● **Work order**
Would you please copy exactly the line with "Convert this screenshot" and all lines that follow it in the data below, through the last one?

● **Provided data**

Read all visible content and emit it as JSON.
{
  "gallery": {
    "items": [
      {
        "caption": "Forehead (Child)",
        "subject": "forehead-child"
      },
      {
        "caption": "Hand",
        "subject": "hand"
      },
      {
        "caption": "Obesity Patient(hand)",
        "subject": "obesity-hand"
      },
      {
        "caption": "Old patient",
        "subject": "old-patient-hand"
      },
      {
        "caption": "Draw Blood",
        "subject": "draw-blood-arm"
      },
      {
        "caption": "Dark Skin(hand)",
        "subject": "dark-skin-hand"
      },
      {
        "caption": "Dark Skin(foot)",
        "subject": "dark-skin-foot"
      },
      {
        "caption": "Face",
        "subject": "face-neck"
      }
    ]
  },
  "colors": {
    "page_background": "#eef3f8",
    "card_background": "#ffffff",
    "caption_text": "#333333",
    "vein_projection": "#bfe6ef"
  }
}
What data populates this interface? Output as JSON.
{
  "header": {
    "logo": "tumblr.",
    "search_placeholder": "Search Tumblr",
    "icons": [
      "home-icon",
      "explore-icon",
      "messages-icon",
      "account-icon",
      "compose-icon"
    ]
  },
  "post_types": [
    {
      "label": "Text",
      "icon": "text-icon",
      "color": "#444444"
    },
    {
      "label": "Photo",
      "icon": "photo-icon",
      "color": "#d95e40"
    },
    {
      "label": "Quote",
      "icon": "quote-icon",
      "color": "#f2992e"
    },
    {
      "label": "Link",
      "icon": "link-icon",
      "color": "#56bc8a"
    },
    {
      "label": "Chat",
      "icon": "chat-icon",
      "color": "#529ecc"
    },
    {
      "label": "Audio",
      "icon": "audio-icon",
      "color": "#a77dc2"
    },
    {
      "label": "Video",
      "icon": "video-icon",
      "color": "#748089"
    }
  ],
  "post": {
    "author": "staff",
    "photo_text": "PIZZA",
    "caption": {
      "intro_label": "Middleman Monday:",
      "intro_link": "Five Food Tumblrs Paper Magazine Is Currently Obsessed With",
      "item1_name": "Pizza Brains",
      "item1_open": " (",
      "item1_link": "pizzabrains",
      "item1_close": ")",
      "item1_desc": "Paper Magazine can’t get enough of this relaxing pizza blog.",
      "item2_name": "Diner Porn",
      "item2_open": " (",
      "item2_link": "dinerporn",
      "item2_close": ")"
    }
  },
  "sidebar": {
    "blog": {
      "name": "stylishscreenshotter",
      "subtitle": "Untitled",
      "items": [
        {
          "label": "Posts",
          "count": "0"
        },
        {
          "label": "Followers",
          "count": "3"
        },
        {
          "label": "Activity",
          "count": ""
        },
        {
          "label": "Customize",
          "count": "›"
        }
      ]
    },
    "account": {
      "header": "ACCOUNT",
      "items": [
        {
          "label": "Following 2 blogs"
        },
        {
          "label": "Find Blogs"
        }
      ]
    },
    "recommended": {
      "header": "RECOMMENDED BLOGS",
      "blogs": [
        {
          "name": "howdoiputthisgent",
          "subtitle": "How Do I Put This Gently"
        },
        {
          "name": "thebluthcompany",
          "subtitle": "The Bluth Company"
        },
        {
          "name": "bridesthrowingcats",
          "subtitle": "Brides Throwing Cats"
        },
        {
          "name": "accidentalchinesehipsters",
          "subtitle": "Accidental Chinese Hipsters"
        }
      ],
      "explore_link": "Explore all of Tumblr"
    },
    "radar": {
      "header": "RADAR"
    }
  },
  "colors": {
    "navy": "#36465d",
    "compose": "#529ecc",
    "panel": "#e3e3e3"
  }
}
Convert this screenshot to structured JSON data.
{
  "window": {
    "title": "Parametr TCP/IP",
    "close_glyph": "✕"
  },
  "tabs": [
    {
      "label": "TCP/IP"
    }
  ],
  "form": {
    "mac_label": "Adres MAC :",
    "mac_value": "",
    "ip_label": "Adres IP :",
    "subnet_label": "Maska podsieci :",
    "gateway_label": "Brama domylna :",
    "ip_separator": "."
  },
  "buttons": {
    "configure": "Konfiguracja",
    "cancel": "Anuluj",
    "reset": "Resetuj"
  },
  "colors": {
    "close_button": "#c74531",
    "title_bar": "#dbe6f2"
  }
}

● **Result for this exercise**
Convert this screenshot to structured JSON data.
{
  "window": {
    "title": "Parametr TCP/IP",
    "close_glyph": "✕"
  },
  "tabs": [
    {
      "label": "TCP/IP"
    }
  ],
  "form": {
    "mac_label": "Adres MAC :",
    "mac_value": "",
    "ip_label": "Adres IP :",
    "subnet_label": "Maska podsieci :",
    "gateway_label": "Brama domylna :",
    "ip_separator": "."
  },
  "buttons": {
    "configure": "Konfiguracja",
    "cancel": "Anuluj",
    "reset": "Resetuj"
  },
  "colors": {
    "close_button": "#c74531",
    "title_bar": "#dbe6f2"
  }
}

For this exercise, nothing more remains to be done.